As a web developer I get it, testing against a bunch of different browsers is more work. Hard to justify the effort when there is this great, cutting edge browser pumping out features. One already used by a near super majority in the most lucrative markets. Even many of its most popular competitors are using it as a foundation for compatibility. And marketing too may see value in targeting Google’s Chrome browser.
Yet the reality is that unnecessarily straying from web standards, neglecting testing against other browsers, or delivering different experiences by browser ultimately pushes alternative users further and further away. This tyranny of the majority and exploiting “valuable signals” adds more roadblocks in front of those who are—or try to be—different.
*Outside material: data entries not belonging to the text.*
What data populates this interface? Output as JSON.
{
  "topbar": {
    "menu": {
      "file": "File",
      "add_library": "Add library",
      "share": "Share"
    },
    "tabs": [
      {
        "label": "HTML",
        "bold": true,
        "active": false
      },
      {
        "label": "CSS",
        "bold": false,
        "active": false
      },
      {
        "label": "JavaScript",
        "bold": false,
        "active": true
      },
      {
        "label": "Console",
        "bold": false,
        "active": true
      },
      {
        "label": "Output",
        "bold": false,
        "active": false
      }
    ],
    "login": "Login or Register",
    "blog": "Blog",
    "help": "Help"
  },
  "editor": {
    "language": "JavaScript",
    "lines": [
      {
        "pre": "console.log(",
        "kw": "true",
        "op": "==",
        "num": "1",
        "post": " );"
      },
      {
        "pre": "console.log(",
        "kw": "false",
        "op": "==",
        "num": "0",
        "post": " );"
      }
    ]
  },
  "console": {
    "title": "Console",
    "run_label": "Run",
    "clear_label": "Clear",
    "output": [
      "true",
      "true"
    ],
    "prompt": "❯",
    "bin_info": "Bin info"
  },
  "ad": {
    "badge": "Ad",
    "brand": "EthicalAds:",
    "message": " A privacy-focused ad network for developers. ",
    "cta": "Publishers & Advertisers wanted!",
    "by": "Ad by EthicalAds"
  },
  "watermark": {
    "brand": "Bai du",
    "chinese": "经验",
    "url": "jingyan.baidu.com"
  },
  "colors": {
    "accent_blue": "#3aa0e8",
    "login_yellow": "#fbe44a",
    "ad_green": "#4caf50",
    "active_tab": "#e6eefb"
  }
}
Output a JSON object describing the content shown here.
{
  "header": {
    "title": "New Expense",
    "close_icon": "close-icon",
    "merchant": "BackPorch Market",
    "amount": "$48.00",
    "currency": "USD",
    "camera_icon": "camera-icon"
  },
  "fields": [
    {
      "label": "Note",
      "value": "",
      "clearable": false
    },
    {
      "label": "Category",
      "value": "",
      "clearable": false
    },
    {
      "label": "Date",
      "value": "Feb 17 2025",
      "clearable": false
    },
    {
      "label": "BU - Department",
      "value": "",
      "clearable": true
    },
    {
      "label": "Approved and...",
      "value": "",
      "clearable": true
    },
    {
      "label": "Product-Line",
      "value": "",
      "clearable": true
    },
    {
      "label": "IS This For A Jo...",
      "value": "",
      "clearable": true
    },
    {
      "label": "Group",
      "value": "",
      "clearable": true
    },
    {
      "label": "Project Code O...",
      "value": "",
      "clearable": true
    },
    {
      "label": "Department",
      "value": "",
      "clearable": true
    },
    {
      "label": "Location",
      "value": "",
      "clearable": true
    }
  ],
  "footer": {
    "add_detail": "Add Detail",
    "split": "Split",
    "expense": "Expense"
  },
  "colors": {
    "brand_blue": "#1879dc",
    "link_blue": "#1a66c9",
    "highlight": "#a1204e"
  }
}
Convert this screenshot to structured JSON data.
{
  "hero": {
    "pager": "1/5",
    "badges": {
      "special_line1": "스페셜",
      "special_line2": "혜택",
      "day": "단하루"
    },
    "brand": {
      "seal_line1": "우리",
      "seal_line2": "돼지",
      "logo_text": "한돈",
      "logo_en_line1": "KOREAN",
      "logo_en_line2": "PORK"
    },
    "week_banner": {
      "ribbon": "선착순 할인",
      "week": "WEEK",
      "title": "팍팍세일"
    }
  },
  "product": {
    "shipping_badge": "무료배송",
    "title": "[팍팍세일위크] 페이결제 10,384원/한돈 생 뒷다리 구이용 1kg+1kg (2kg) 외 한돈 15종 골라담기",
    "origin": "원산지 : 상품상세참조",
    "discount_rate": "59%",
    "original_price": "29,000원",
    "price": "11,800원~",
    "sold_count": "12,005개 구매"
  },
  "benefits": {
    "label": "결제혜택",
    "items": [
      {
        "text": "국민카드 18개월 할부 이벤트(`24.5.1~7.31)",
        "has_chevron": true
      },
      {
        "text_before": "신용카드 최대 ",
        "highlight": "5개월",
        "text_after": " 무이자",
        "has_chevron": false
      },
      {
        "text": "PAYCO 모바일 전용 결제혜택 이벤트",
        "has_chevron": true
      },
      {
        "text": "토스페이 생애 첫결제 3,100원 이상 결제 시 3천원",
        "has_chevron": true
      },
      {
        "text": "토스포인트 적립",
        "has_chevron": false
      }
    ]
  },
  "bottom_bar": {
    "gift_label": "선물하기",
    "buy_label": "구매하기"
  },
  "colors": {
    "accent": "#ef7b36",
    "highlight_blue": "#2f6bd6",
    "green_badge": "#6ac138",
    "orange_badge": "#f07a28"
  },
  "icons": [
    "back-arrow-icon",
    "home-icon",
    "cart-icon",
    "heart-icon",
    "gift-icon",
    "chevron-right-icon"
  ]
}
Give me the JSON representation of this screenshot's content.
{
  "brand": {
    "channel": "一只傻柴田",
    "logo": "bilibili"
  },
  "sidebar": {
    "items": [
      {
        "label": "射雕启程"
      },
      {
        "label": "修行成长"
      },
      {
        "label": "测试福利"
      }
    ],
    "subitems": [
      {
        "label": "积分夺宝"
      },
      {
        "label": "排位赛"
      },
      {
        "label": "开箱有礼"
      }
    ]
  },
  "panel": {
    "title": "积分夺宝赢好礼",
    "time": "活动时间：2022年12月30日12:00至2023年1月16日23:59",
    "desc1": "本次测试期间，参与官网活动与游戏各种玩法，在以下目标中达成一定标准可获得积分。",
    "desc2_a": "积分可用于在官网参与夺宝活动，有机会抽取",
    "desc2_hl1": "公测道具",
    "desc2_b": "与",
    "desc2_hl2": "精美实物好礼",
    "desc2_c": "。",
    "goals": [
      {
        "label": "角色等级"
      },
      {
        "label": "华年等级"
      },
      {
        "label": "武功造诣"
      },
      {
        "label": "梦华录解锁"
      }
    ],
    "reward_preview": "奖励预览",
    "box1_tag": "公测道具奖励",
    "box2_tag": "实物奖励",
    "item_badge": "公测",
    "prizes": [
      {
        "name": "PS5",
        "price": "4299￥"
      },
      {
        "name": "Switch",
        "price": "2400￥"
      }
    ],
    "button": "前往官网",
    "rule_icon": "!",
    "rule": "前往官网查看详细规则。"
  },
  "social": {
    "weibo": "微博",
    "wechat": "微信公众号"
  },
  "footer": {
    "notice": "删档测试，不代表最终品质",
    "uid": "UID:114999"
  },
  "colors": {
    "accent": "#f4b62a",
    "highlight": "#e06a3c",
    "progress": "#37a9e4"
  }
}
As a user of an alternative browser myself it’s tiring getting opaque error messages, blank pages, or broken forms when all I want to do is some light reading and occasionally submit something. Switching to the dominant / ordained browser often reveals an easier flow, extra options, or an otherwise problem-free experience. But I don’t want to go back to a browser mono-culture.
One of the original aspirations in the web’s early days was that it enabled connecting people who were different or marginalized. A place where one could interact without being instantly judged by superficial qualities, a place outside the sameness bubble. Even if it’s just a small choice like using and supporting a different browser, let’s strive to fulfill that vision of diversity and inclusion.